> Source material
======

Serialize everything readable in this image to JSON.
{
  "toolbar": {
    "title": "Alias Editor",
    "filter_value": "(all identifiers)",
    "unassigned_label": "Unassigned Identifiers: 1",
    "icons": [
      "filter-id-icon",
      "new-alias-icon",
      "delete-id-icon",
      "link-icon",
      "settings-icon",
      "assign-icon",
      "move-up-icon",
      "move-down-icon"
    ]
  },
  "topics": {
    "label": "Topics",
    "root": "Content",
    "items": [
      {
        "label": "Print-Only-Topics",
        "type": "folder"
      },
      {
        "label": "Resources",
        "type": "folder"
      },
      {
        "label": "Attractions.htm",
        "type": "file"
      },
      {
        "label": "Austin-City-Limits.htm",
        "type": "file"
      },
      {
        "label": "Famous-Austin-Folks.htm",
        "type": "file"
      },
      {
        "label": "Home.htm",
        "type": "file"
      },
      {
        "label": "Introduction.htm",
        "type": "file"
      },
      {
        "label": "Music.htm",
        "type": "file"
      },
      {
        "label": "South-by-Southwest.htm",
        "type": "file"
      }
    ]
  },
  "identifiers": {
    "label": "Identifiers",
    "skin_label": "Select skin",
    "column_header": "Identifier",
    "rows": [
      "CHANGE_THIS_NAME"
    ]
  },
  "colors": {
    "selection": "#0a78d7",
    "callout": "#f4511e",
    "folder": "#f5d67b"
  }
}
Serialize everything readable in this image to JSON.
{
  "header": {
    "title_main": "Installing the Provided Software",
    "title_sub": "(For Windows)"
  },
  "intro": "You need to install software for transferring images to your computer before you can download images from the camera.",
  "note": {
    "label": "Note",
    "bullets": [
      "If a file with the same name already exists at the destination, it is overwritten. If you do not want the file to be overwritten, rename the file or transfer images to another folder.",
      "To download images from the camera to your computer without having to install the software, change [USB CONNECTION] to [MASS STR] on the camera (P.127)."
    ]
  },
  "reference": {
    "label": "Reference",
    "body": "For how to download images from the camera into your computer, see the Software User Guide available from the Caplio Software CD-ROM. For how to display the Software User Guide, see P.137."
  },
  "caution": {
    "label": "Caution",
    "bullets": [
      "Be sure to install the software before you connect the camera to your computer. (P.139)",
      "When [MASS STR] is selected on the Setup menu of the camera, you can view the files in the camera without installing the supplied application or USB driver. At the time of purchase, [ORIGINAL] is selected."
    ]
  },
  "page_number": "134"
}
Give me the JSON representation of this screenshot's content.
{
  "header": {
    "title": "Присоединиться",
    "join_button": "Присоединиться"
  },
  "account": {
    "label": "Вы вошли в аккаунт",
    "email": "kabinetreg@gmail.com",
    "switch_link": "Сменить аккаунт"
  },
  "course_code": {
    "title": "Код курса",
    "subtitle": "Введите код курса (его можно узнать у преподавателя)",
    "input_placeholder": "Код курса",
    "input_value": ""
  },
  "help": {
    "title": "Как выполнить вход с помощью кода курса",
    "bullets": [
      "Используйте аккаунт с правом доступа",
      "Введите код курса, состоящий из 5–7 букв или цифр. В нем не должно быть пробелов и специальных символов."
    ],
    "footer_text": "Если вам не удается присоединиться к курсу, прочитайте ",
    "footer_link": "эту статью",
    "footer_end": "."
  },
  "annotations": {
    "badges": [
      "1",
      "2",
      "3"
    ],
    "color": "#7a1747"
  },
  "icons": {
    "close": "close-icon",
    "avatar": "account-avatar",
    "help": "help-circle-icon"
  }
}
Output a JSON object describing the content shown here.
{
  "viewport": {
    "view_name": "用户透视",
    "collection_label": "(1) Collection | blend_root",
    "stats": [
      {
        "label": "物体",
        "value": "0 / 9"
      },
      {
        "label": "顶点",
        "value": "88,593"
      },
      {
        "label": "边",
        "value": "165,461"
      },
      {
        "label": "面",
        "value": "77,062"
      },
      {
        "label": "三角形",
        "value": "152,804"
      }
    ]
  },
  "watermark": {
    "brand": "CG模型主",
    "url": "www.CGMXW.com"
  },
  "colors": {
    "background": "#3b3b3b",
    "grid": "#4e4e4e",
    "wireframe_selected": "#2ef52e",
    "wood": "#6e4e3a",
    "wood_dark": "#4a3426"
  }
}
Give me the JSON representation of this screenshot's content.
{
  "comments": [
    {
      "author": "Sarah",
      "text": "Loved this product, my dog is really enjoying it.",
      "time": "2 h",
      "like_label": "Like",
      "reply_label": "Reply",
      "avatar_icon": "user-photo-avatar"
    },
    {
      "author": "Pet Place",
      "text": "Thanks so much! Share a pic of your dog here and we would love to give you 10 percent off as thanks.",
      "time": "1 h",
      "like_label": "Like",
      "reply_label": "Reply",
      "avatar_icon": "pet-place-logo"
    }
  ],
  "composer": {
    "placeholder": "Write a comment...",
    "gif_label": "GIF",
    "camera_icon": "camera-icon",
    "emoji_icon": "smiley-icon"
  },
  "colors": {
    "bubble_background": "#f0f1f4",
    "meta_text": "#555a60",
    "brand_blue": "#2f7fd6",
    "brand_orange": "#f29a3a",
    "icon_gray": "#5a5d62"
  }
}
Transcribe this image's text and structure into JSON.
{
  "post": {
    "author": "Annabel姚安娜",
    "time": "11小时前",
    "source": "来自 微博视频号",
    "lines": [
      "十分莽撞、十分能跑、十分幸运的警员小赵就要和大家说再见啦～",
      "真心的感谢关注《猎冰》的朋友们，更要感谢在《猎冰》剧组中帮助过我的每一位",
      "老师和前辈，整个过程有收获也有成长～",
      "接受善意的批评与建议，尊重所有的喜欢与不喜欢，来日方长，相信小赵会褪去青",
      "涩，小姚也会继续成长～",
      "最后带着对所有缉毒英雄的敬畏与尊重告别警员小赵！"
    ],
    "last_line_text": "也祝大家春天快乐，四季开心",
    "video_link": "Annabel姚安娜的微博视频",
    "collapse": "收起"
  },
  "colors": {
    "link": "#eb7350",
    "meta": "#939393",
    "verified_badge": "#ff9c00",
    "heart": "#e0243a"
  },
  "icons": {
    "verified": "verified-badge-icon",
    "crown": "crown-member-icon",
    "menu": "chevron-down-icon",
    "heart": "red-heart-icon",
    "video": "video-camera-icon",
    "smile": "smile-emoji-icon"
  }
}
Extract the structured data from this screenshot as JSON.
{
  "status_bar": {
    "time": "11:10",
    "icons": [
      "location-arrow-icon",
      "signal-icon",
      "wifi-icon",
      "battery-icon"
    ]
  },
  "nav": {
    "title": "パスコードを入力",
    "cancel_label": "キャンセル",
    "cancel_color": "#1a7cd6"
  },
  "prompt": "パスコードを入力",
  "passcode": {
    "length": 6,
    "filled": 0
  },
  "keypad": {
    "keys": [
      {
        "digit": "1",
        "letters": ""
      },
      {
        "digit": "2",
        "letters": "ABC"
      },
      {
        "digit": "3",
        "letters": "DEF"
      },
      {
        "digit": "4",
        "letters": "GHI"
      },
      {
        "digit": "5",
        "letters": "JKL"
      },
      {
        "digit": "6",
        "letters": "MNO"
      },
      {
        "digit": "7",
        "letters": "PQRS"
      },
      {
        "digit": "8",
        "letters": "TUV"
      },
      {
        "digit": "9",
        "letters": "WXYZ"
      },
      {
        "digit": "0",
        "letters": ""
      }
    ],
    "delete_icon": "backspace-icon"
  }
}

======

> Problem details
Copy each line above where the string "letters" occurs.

> Your response
        "letters": ""
        "letters": "ABC"
        "letters": "DEF"
        "letters": "GHI"
        "letters": "JKL"
        "letters": "MNO"
        "letters": "PQRS"
        "letters": "TUV"
        "letters": "WXYZ"
        "letters": ""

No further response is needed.